── Available data
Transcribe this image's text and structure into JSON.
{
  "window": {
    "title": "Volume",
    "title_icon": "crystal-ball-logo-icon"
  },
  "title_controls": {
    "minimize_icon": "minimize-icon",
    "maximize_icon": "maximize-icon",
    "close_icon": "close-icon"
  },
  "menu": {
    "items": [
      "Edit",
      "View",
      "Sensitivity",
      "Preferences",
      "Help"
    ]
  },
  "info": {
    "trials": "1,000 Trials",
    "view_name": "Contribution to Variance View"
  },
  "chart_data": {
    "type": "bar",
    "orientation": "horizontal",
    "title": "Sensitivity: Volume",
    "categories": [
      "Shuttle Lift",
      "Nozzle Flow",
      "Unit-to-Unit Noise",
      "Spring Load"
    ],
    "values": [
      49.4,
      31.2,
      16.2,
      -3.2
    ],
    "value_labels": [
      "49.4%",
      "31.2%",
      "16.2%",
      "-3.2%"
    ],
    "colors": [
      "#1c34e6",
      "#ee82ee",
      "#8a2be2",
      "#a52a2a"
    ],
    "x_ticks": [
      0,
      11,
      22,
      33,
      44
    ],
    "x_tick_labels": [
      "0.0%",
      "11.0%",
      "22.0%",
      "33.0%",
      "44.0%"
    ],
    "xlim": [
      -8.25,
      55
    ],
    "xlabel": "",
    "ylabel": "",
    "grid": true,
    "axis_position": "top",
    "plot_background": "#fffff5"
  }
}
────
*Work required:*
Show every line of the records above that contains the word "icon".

*Worked solution:*
    "title_icon": "crystal-ball-logo-icon"
    "minimize_icon": "minimize-icon",
    "maximize_icon": "maximize-icon",
    "close_icon": "close-icon"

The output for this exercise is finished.